──────── THE RECORDS

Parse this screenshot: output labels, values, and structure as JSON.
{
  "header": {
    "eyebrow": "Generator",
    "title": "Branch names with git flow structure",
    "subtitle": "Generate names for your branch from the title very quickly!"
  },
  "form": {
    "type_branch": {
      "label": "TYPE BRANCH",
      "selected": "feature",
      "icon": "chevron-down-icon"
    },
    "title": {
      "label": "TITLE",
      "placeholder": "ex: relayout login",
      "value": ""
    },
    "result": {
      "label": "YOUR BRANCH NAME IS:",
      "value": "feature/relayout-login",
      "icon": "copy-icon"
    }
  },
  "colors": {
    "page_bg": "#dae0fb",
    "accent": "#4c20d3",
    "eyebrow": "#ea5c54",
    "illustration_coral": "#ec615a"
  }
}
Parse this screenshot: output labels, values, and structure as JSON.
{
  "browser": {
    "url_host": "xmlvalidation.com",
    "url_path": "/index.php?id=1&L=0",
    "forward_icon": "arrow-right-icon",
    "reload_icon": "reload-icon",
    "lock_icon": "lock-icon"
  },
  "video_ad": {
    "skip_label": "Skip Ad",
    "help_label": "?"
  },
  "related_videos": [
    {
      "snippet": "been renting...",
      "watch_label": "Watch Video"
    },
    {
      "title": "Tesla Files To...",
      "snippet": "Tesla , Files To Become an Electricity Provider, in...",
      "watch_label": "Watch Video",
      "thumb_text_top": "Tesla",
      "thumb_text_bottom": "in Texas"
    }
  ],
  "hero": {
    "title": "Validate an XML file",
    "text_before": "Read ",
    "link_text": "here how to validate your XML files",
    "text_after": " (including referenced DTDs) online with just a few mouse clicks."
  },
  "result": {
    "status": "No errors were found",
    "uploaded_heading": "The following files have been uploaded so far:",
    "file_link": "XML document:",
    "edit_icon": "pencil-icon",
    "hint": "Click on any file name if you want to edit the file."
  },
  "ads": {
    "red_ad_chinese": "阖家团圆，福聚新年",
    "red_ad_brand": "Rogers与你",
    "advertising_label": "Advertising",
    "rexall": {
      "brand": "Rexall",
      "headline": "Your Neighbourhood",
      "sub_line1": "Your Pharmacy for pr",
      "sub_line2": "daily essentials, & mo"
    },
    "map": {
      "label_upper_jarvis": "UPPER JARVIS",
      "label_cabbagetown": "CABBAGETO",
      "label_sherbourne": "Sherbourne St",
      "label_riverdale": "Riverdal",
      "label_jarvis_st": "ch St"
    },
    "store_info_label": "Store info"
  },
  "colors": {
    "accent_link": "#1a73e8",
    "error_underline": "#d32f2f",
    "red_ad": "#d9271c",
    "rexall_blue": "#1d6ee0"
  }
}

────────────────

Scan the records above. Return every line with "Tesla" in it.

FINAL ANSWER
      "title": "Tesla Files To...",
      "snippet": "Tesla , Files To Become an Electricity Provider, in...",
      "thumb_text_top": "Tesla",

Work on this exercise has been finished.